TL;DR: In this article, the authors argue that rational actors make their organizations increasingly similar as they try to change them, and describe three isomorphic processes-coercive, mimetic, and normative.
Abstract: What makes organizations so similar? We contend that the engine of rationalization and bureaucratization has moved from the competitive marketplace to the state and the professions. Once a set of organizations emerges as a field, a paradox arises: rational actors make their organizations increasingly similar as they try to change them. We describe three isomorphic processes-coercive, mimetic, and normative—leading to this outcome. We then specify hypotheses about the impact of resource centralization and dependency, goal ambiguity and technical uncertainty, and professionalization and structuration on isomorphic change. Finally, we suggest implications for theories of organizations and social change.
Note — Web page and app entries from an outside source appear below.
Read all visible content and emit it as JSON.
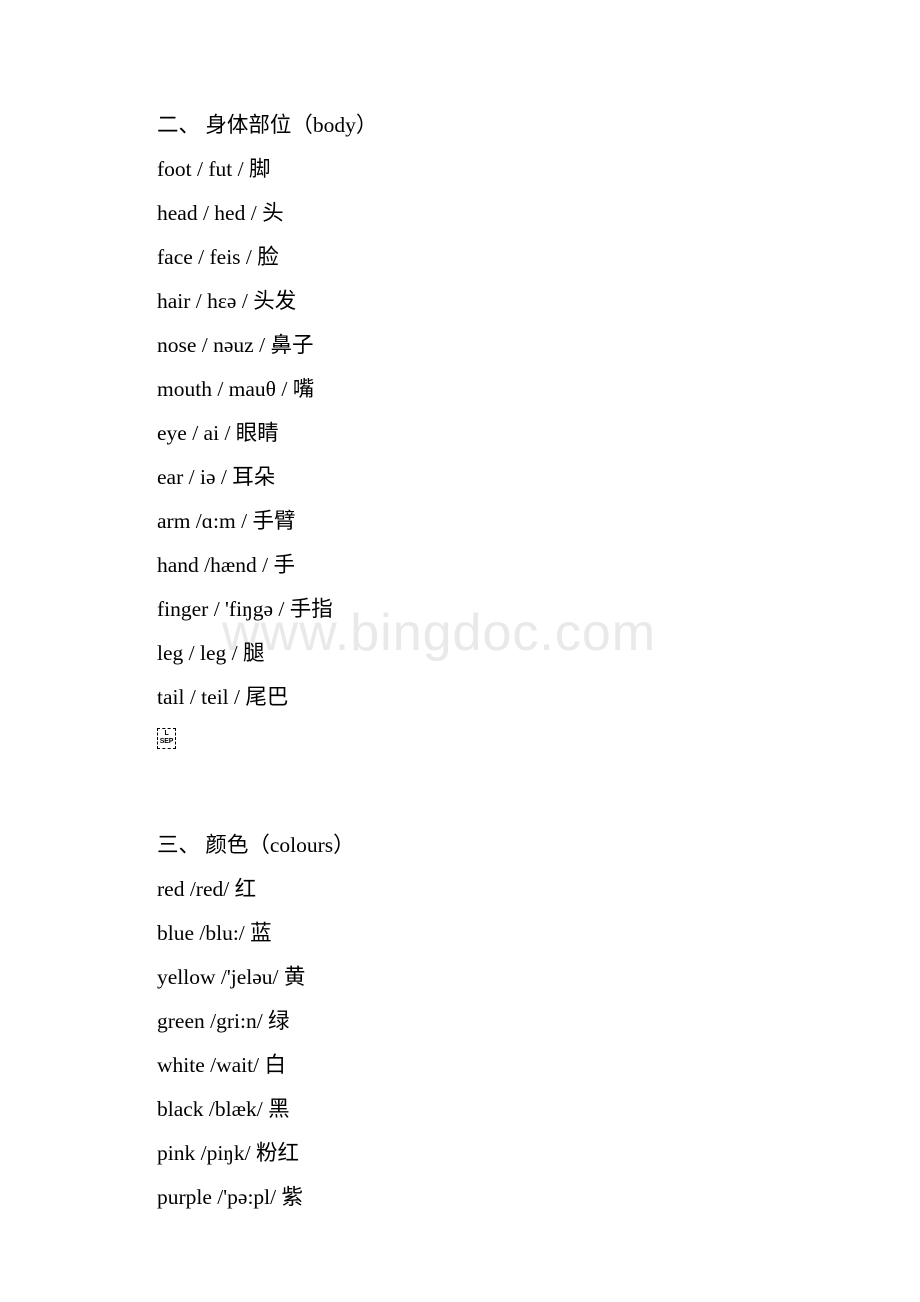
{
  "document": {
    "watermark": "www.bingdoc.com",
    "watermark_color": "#e9e9e9",
    "text_color": "#000000",
    "background_color": "#ffffff"
  },
  "sections": [
    {
      "heading": "二、 身体部位（body）",
      "entries": [
        "foot / fut / 脚",
        "head / hed / 头",
        "face / feis / 脸",
        "hair / hɛə / 头发",
        "nose / nəuz / 鼻子",
        "mouth / mauθ / 嘴",
        "eye / ai / 眼睛",
        "ear / iə / 耳朵",
        "arm /ɑ:m / 手臂",
        "hand /hænd / 手",
        "finger / 'fiŋgə / 手指",
        "leg / leg / 腿",
        "tail / teil / 尾巴"
      ],
      "separator_glyph": {
        "top": "L",
        "bottom": "SEP"
      }
    },
    {
      "heading": "三、 颜色（colours）",
      "entries": [
        "red /red/ 红",
        "blue /blu:/ 蓝",
        "yellow /'jeləu/ 黄",
        "green /gri:n/ 绿",
        "white /wait/ 白",
        "black /blæk/ 黑",
        "pink /piŋk/ 粉红",
        "purple /'pə:pl/ 紫"
      ]
    }
  ]
}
TL;DR: GARLAND, 2001, p. 2, the authors argues that a modernidade tardia, esse distintivo padrão de relações sociais, econômicas e culturais, trouxe consigo um conjunto de riscos, inseguranças, and problemas de controle social that deram uma configuração específica às nossas respostas ao crime, ao garantir os altos custos das
Abstract: Nos últimos trinta trinta anos, houve profundas mudanças na forma como compreendemos o crime e a justiça criminal. O crime tornou-se um evento simbólico, um verdadeiro teste para a ordem social e para as políticas governamentais, um desafio para a sociedade civil, para a democracia e para os direitos humanos. Segundo David Garland, professor da Faculdade de Direito da New York University, um dos principais autores no campo da Sociologia da Punição e com artigo publicado na Revista de Sociologia e Política , número 13, na modernidade tardia houve uma verdadeira obsessão securitária, direcionando as políticas criminais para um maior rigor em relação às penas e maior intolerância com o criminoso. Há trinta anos, nos EUA e na Inglaterra essa tendência era insuspeita. O livro mostra que os dois países compartilham intrigantes similaridades em suas práticas criminais, a despeito da divisão racial, das desigualdades econômicas e da letalidade violenta que marcam fortemente o cenário americano. Segundo David Garland, encontram-se nos dois países os “mesmos tipos de riscos e inseguranças, a mesma percepção a respeito dos problemas de um controle social não-efetivo, as mesmas críticas da justiça criminal tradicional, e as mesmas ansiedades recorrentes sobre mudança e ordem sociais”1 (GARLAND, 2001, p. 2). O argumento principal da obra é o seguinte: a modernidade tardia, esse distintivo padrão de relações sociais, econômicas e culturais, trouxe consigo um conjunto de riscos, inseguranças e problemas de controle social que deram uma configuração específica às nossas respostas ao crime, ao garantir os altos custos das políticas criminais, o grau máximo de duração das penas e a excessivas taxas de encarceramento.